FACT Accreditation Reports Promote Internal Improvement and External Confirmation of Quality
FACT accreditation is a credential that has its greatest value in the peer-to-peer exchange of ideas to confirm and improve quality in patient care and laboratory services. Successful accreditation is awarded with two tangible items: an Accreditation Certificate and a final Accreditation Report. Although the certificate gets more prominence, often framed and mounted as a visual symbol of quality, the final report is a detailed accounting of what accredited programs implemented to reach compliance with all FACT Standards.
Each Accreditation Report provides important information related to an accredited program’s journey to initial or renewal accreditation. The final report includes:
- The name and location of the program
- The date of the on-site inspection
- The clinical, collection, processing, and/or banking sites and services associated with the accreditation
- Key personnel
- Identification of the FACT inspection team
- A description of the program
- Deficiencies and variances cited by the inspection team and approved by the Accreditation Committee
- Required responses to provide evidence of correction of each deficiency or acknowledgement of each variance
- The program’s responses documenting completion of corrective actions and compliance with Standards

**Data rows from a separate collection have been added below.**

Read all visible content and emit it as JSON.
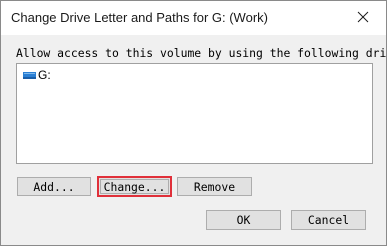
{
  "window": {
    "title": "Change Drive Letter and Paths for G: (Work)",
    "close_icon": "close-icon"
  },
  "dialog": {
    "description": "Allow access to this volume by using the following drive",
    "list_items": [
      {
        "label": "G:",
        "icon": "drive-icon"
      }
    ]
  },
  "buttons": {
    "add_label": "Add...",
    "change_label": "Change...",
    "remove_label": "Remove",
    "ok_label": "OK",
    "cancel_label": "Cancel"
  },
  "colors": {
    "highlight": "#e0303a",
    "drive_icon": "#2a7fd4"
  }
}
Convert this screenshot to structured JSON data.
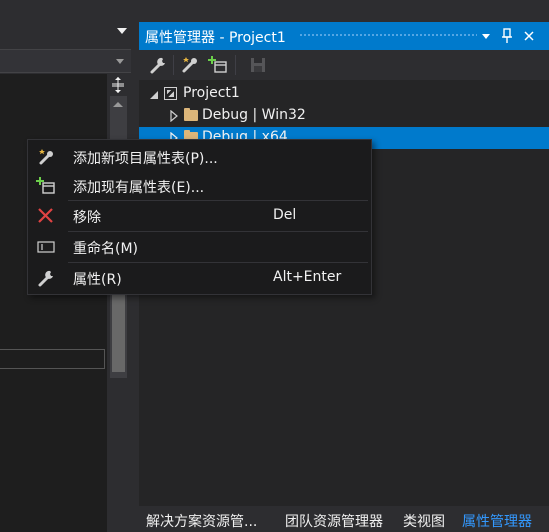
{
  "panel": {
    "title": "属性管理器 - Project1",
    "title_buttons": [
      "▾",
      "📌",
      "✕"
    ]
  },
  "tree": [
    {
      "label": "Project1",
      "expanded": true,
      "icon": "project-icon"
    },
    {
      "label": "Debug | Win32",
      "expanded": false,
      "icon": "folder-icon"
    },
    {
      "label": "Debug | x64",
      "expanded": false,
      "icon": "folder-icon",
      "selected": true
    }
  ],
  "context_menu": {
    "items": [
      {
        "label": "添加新项目属性表(P)...",
        "shortcut": "",
        "icon": "add-new-sheet-icon"
      },
      {
        "label": "添加现有属性表(E)...",
        "shortcut": "",
        "icon": "add-existing-sheet-icon"
      },
      {
        "label": "移除",
        "shortcut": "Del",
        "icon": "remove-icon"
      },
      {
        "label": "重命名(M)",
        "shortcut": "",
        "icon": "rename-icon"
      },
      {
        "label": "属性(R)",
        "shortcut": "Alt+Enter",
        "icon": "wrench-icon"
      }
    ]
  },
  "bottom_tabs": [
    {
      "label": "解决方案资源管...",
      "active": false
    },
    {
      "label": "团队资源管理器",
      "active": false
    },
    {
      "label": "类视图",
      "active": false
    },
    {
      "label": "属性管理器",
      "active": true
    }
  ],
  "colors": {
    "accent": "#007acc",
    "active_tab_text": "#3399ff",
    "remove_icon": "#e04343",
    "folder": "#dcb67a"
  }
}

- FACT’s response, or determination regarding the adequacy of the program’s corrective action
- Details of any additional follow up reports or documentation due to FACT
After completing the rigorous accreditation process, programs may debrief the contents of the Accreditation Report and then file it away, turning attention to its many other important duties until annual reporting is required. However, the final report is a valuable tool that can be used throughout the accreditation cycle.

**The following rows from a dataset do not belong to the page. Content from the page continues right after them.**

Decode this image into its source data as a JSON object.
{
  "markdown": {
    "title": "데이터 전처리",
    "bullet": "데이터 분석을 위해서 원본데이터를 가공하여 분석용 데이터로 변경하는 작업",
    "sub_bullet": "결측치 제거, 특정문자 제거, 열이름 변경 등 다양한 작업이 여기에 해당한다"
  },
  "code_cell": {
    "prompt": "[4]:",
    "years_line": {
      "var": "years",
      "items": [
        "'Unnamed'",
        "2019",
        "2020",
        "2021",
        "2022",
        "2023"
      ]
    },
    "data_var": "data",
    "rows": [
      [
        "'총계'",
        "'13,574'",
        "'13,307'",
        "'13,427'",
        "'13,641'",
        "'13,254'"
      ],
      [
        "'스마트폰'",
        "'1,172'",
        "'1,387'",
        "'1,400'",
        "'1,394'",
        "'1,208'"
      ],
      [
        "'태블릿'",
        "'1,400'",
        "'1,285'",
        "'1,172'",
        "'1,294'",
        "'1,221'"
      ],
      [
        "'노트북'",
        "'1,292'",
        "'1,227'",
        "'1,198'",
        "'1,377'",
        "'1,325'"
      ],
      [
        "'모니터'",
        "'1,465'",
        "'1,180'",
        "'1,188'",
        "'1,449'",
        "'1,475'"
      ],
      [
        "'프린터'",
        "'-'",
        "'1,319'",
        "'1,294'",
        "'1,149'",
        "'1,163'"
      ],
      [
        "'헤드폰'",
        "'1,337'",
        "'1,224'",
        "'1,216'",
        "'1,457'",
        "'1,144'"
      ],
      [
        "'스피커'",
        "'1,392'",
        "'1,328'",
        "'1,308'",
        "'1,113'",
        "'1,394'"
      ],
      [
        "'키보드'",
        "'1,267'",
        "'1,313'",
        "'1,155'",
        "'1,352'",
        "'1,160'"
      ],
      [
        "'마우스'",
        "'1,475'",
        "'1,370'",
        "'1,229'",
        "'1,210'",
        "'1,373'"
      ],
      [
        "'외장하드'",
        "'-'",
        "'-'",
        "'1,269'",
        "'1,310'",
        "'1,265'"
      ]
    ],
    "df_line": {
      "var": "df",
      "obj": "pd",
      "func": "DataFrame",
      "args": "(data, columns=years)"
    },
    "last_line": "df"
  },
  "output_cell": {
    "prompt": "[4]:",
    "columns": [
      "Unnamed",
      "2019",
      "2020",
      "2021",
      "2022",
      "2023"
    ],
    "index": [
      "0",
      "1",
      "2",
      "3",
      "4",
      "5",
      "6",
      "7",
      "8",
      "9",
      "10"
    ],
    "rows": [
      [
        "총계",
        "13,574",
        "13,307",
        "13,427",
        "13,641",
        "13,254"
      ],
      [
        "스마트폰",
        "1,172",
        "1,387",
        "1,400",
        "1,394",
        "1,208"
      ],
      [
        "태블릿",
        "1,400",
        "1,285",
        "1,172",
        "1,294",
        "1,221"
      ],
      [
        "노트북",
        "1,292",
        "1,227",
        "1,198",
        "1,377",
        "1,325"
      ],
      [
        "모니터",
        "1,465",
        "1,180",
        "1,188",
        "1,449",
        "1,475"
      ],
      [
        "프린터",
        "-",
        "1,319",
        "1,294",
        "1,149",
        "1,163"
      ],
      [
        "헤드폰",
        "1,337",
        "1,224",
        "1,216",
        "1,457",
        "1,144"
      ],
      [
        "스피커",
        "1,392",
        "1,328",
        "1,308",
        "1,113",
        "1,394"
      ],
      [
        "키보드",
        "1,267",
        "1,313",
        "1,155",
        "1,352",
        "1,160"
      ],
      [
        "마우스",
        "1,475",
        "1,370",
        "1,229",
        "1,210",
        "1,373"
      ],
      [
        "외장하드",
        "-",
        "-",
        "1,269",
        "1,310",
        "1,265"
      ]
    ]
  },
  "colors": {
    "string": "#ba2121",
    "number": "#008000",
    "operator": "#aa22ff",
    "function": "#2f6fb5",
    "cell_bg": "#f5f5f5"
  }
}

Programs that have corrected deficiencies and submitted adequate evidence of correction and compliance with standards should be very proud of the work they have invested into improvement. Lessons learned throughout this process can be applied to the entire program. For example:
- How will we evaluate our corrective actions to confirm long-term effectiveness?
- What other strengths and weaknesses did we discover while correcting deficiencies?
- Are there further root cause analyses we should perform to prevent similar deficiencies?
- Can we apply the same process to evaluate other aspects of our program?
Ideas generated from this review of the Accreditation Report may be useful to maintaining the Quality Management program via audits, process development, personnel training, and other quality concepts.
External Confirmation of Quality
Apheresis collection facilities, cell processing facilities, and clinical services are each important in the context of blood and marrow transplantation, where accreditation covers the entire scope of the therapy from patient selection and treatment, through product selection, collection, processing, and administration. These same services participate in clinical trials often including products developed and manufactured by industry partners. These facilities recognize the importance of standards, have achieved voluntary FACT accreditation, and have played a major role in delivering new products to patients. They have used their quality programs and processes to quickly adapt to increasing numbers of products, procedures, and manufacturers. However, facilities have individually and collectively expressed concern regarding the growing number of on-site audits. The increased burden of preparing for, participating in, and responding to audits requires more resources to be diverted to these activities rather than toward patient care.
Commercial manufacturers who produce cellular therapy products for clinical trials or under an approved regulatory license may wish to leverage FACT accreditation to streamline audit activities, verify quality practices, and reduce the burden on health care entities. To do this, manufacturers may request a copy of the final FACT Accreditation Report. FACT does not provide Accreditation Reports to any entity except the accredited program. Accredited programs are not restricted from sharing these reports and may choose to provide them to manufacturers leveraging FACT accreditation, however, they are not required to do so.
Accredited programs or their hospital administration may be hesitant to disclose deficiencies cited during an on-site inspection. However, FACT accreditation is a voluntary, peer-based quality improvement process, during which some deficiencies can be expected at any program. The documented deficiencies demonstrate the rigor of the inspection process. The final report includes the description and documentation of the program’s corrective action, FACT’s determination of the adequacy of the response, and any additional follow up that may be indicated. Responses to deficiencies are an opportunity to proudly share a program’s process improvements. Programs should inquire of any commercial manufacturer regarding the confidentiality of information they provide to increase confidence in the use of the FACT report.
If a program chooses to provide the final Accreditation Report to a commercial manufacturer, it will likely be able to participate in an abbreviated site audit because the Accreditation Report can be used to confirm the quality systems in place meet FACT Standards. If a program chooses not to provide the report, it may be required to undergo a full site audit that will include requirements duplicative to the FACT Standards.